  • Supporting the sustainability goals of ASI, occupiers and other stakeholders.

Challenges & Achievements


How to embed carbon neutrality into all decision making?

Having engaged with the AIPUT team and supplier partners on the carbon neutral target before it was established, ASI’s Head of ESG, Real Estate, AIPUT’s Fund Manager and WSP then held an initial training workshop for portfolio managers once the plan was launched. Together, they explored some of the plans in detail. Informed by this, they will roll out workshops for the wider team and partners in the coming year, so that everyone understands AIPUT’s expectations, shares their vision and pulls in the same direction. For suppliers, some requirements will be formalised through policies and contracts. ASI’s sustainability policies are already written into contract agreements with suppliers. These will be expanded for the AIPUT portfolio. However, the main focus for the first year is on engagement to embed carbon neutrality into decision making at every stage. For instance, so that property managers have operational efficiency on their radar when they engage with occupiers; and that project managers consider new practices, materials and technologies to reduce environmental impacts on every new development and refurbishment project.


How to engage with occupiers on carbon neutrality?

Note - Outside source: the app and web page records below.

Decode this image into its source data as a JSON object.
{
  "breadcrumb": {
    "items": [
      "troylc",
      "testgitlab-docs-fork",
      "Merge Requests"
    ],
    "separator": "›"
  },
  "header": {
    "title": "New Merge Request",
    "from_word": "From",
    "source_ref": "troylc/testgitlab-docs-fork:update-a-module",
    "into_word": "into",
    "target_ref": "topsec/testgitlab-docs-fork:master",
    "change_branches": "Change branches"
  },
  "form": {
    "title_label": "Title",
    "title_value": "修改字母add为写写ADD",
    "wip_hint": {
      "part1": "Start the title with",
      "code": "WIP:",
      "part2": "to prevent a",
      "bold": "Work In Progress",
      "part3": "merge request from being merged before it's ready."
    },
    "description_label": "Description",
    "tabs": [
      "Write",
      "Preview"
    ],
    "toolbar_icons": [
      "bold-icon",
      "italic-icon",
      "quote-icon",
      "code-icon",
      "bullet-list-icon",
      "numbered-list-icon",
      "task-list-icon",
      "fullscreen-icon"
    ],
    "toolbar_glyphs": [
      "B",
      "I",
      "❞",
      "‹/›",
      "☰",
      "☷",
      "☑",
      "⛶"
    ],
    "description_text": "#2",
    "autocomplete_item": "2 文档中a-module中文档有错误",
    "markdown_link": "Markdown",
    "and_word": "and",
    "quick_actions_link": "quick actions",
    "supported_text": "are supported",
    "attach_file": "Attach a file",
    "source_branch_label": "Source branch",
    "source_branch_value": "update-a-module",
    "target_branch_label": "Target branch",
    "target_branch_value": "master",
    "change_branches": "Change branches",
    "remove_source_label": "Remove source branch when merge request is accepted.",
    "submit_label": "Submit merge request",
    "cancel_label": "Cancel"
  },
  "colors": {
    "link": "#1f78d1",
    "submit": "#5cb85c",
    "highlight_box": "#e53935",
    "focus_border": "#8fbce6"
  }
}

Businesses serving the airline sector tend to be environmentally conscious, often with corporate objectives and strategies to reduce emissions. AIPUT has sent a short survey to occupiers to gain insights into their low-carbon aspirations and gauge interest in collaboration on low-carbon initiatives. This will inform AIPUT’s activities in the coming year, helping them prioritise opportunities for occupier partnerships. They are also engaging with occupiers on solar PV opportunities, explaining how the installation and maintenance would be managed without impacting occupier operations and securing agreement to purchase the clean power generated. Over the medium-term, there are exciting future opportunities for AIPUT to support occupiers in improving operational efficiency, sharing best practice from across the portfolio.

“Airports are gateways to innovation, home to dynamic businesses that are essential for UK growth. Our carbon strategy seeks to deliver a positive impact for our customers and local communities, and in turn meet strategic objectives for our investors.”


Nick Smith, AIPUT Fund Manager